PROBLEM DESCRIPTION: Check every line below for the word "PANTONE" and copy each one that has it.

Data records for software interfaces

++++++++++

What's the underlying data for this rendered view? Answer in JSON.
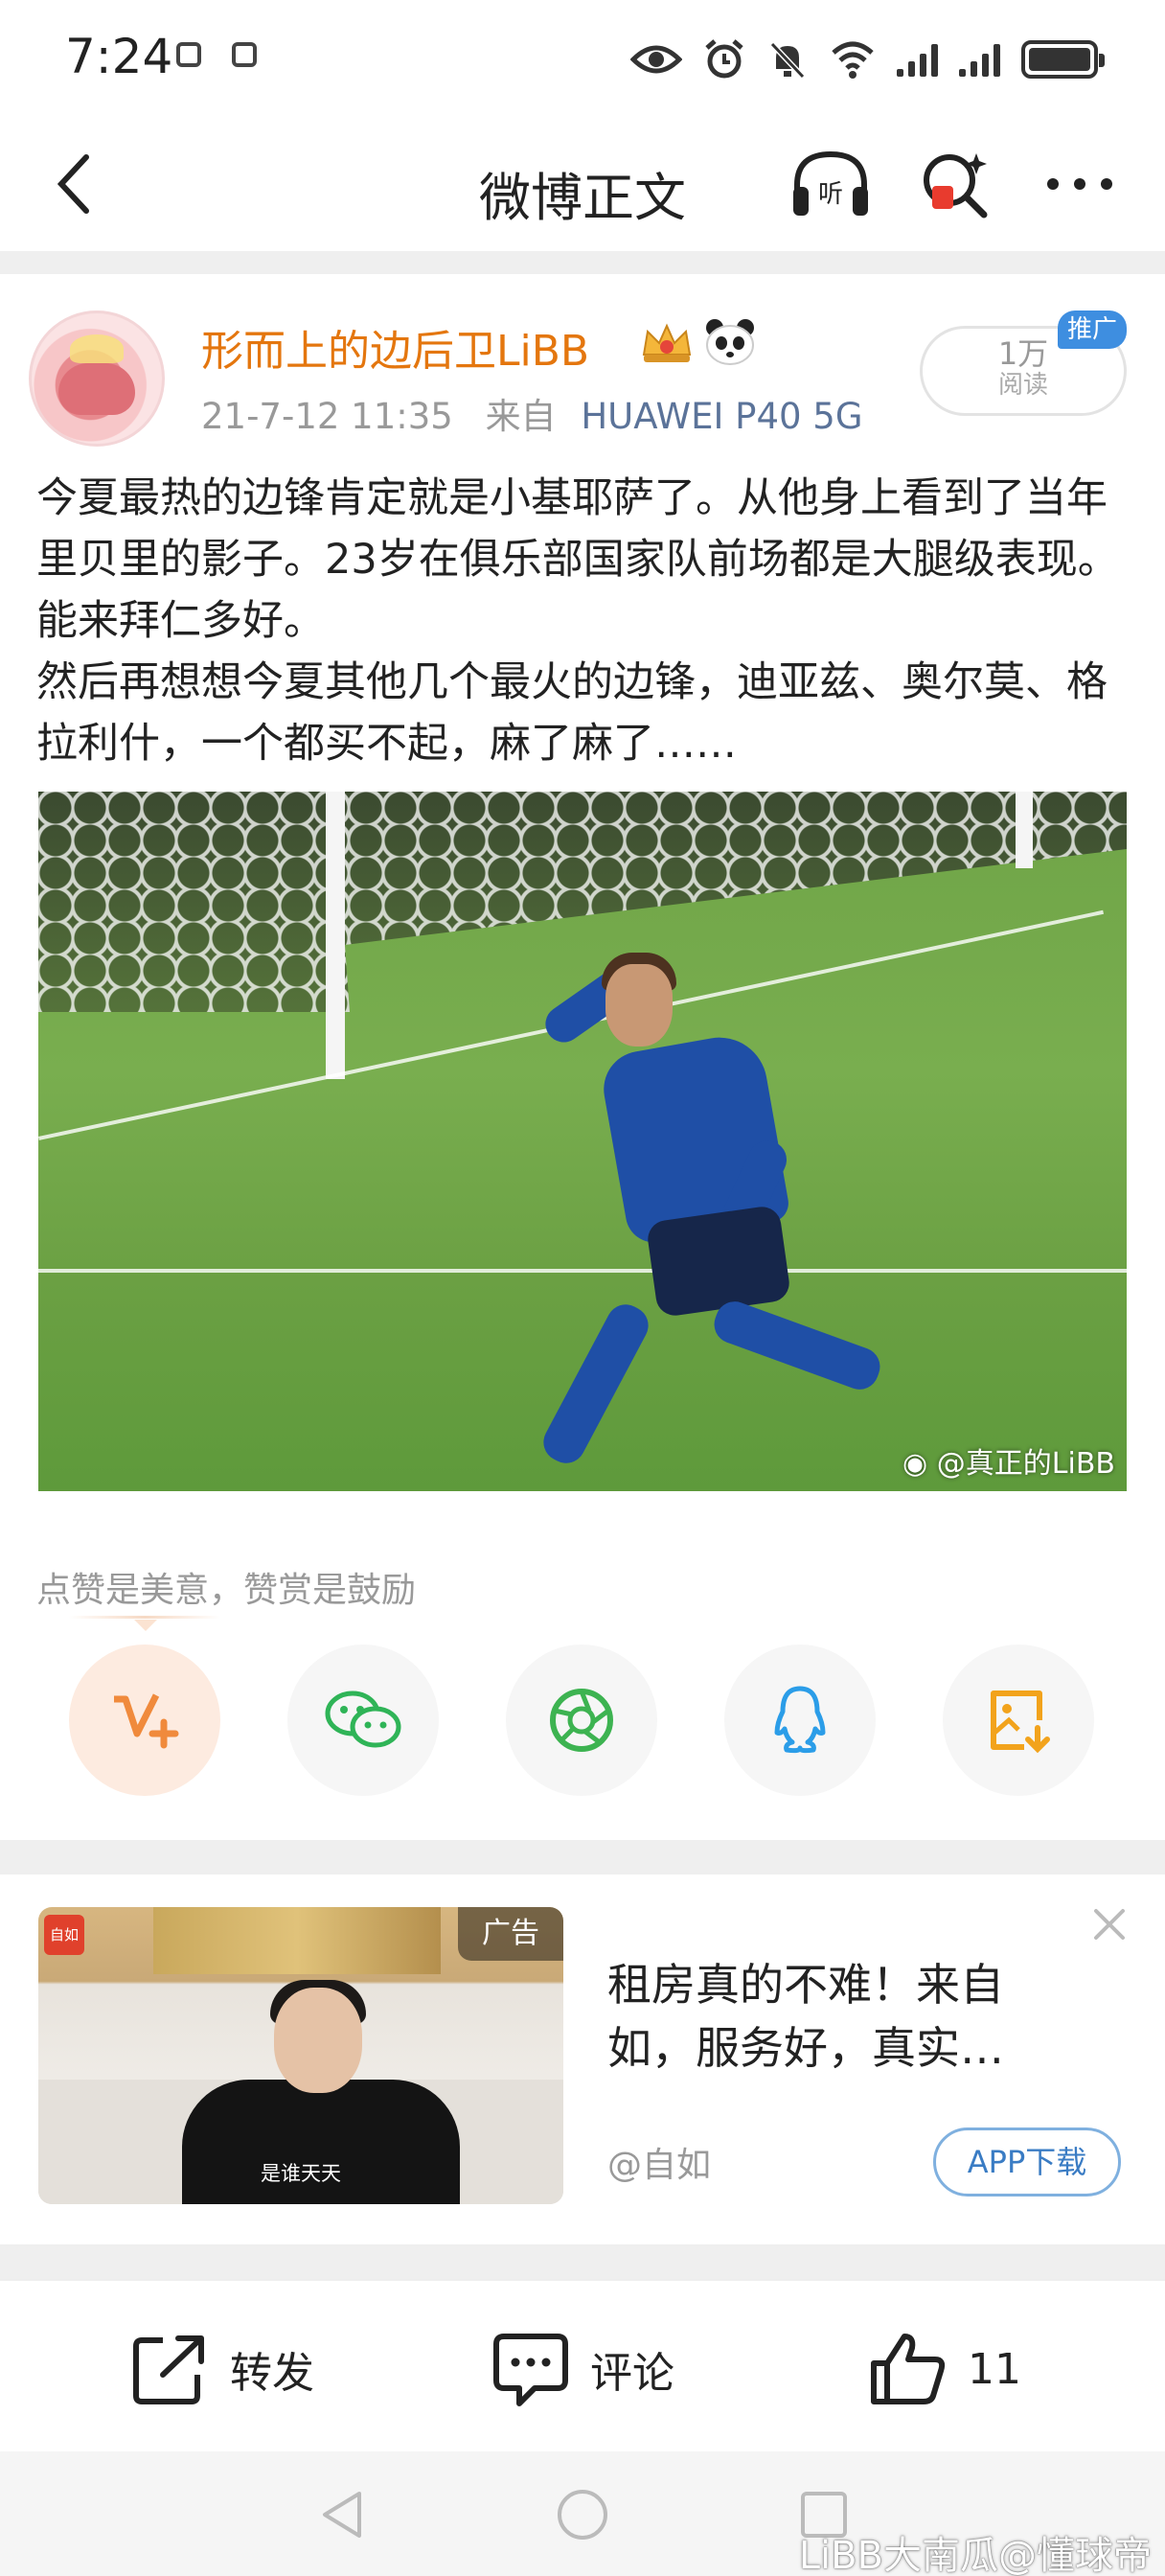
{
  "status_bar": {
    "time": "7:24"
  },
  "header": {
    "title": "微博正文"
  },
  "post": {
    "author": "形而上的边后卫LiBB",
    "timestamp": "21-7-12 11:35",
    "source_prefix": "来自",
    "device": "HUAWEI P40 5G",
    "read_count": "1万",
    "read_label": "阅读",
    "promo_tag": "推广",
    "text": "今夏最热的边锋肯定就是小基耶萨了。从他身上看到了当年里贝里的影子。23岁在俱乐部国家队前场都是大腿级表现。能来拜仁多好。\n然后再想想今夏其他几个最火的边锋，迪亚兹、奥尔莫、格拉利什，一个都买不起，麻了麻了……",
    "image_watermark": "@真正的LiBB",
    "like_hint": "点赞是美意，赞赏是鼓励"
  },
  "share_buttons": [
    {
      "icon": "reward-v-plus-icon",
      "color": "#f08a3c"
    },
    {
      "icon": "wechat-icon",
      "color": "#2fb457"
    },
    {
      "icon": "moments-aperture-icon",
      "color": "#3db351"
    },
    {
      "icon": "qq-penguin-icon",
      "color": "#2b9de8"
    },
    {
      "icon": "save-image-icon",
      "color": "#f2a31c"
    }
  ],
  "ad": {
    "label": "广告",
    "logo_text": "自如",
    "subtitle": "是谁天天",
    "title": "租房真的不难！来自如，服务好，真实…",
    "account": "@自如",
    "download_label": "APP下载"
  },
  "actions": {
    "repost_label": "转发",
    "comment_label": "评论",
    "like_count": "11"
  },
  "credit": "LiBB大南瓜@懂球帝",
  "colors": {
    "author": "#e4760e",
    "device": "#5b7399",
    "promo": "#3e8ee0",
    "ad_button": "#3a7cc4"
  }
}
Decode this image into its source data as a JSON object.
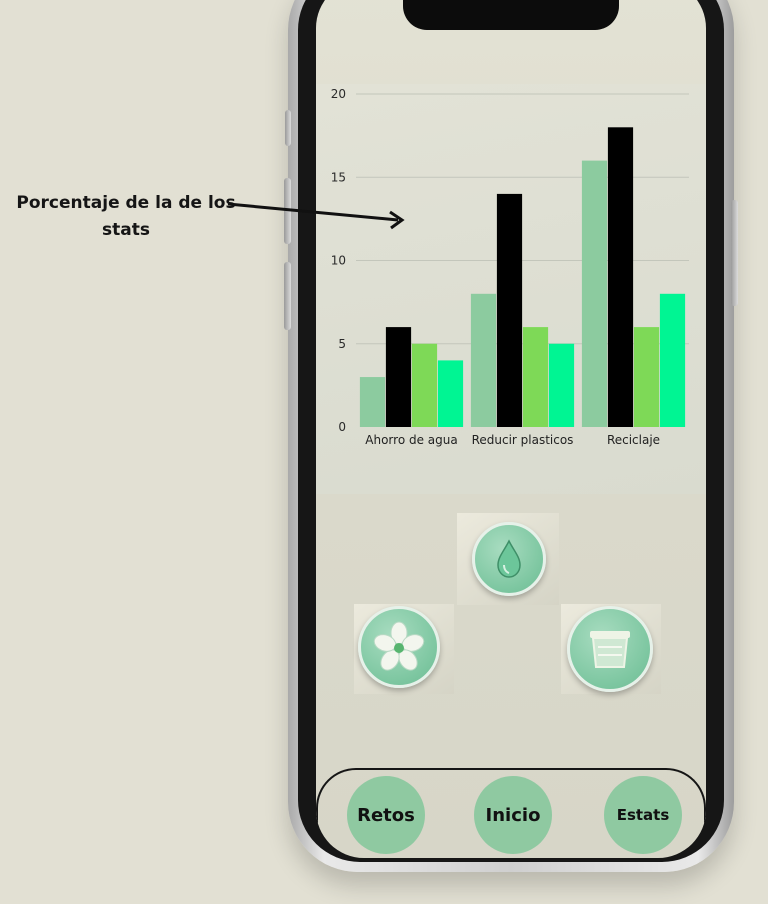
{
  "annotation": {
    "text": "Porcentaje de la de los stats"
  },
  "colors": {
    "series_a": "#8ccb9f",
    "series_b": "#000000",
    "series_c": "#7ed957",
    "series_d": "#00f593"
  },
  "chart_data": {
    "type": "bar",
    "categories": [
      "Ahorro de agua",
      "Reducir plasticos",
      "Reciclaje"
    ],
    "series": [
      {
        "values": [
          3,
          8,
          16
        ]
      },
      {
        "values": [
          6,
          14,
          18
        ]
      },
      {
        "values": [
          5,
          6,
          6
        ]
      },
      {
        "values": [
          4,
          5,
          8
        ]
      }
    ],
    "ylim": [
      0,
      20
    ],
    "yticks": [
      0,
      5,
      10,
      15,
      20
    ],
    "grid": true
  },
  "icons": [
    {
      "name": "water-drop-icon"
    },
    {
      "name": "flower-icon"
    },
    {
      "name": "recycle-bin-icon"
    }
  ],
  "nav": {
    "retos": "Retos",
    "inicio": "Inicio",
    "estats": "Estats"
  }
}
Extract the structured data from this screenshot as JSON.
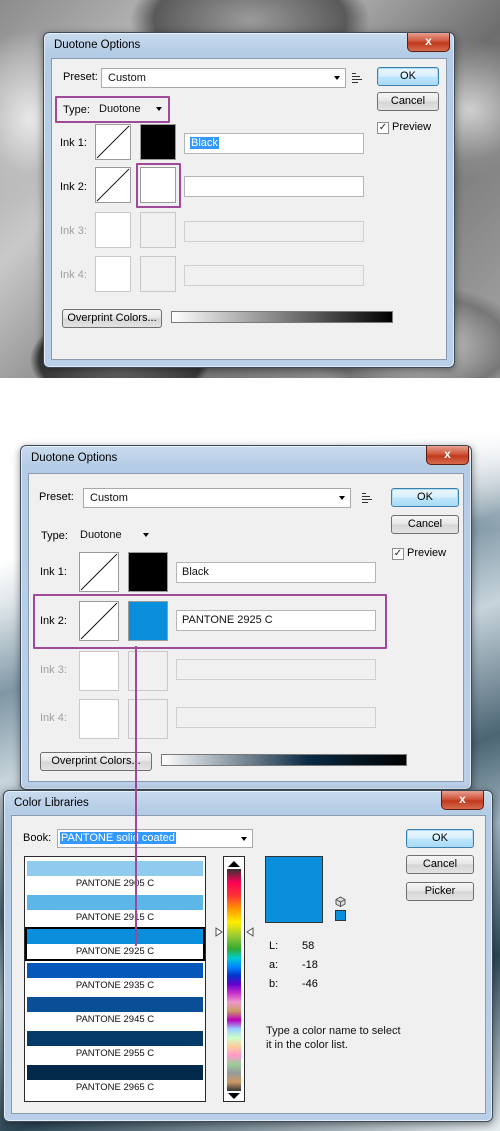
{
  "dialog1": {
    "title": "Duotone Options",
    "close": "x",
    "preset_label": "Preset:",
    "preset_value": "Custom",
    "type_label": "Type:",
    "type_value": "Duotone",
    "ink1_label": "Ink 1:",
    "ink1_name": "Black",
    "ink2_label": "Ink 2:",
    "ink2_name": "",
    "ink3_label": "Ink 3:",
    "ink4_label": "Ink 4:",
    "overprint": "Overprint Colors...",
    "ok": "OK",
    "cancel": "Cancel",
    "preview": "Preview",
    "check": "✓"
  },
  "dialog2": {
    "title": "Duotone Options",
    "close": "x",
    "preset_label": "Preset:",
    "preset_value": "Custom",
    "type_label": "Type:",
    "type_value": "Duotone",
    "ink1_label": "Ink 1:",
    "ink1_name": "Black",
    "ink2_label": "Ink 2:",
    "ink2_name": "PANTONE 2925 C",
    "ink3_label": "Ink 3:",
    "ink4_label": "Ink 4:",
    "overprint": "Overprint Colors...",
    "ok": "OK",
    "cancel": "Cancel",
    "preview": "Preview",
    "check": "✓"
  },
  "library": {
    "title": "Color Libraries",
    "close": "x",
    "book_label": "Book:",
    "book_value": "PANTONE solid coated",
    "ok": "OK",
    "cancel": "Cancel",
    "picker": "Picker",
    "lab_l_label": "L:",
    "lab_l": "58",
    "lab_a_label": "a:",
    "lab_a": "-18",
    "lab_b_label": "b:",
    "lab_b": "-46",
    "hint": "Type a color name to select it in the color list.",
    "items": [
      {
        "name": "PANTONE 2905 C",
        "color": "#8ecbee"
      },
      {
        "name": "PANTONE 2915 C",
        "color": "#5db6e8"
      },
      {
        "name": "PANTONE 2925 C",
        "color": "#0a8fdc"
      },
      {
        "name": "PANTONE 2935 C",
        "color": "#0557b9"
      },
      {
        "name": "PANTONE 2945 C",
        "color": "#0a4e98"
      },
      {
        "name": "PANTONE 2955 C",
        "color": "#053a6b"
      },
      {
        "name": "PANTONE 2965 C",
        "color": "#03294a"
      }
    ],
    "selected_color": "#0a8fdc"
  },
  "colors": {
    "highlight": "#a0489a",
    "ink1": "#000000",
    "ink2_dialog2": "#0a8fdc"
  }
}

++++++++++

RESULT OF THIS EXERCISE:
    "ink2_name": "PANTONE 2925 C",
    "book_value": "PANTONE solid coated",
        "name": "PANTONE 2905 C",
        "name": "PANTONE 2915 C",
        "name": "PANTONE 2925 C",
        "name": "PANTONE 2935 C",
        "name": "PANTONE 2945 C",
        "name": "PANTONE 2955 C",
        "name": "PANTONE 2965 C",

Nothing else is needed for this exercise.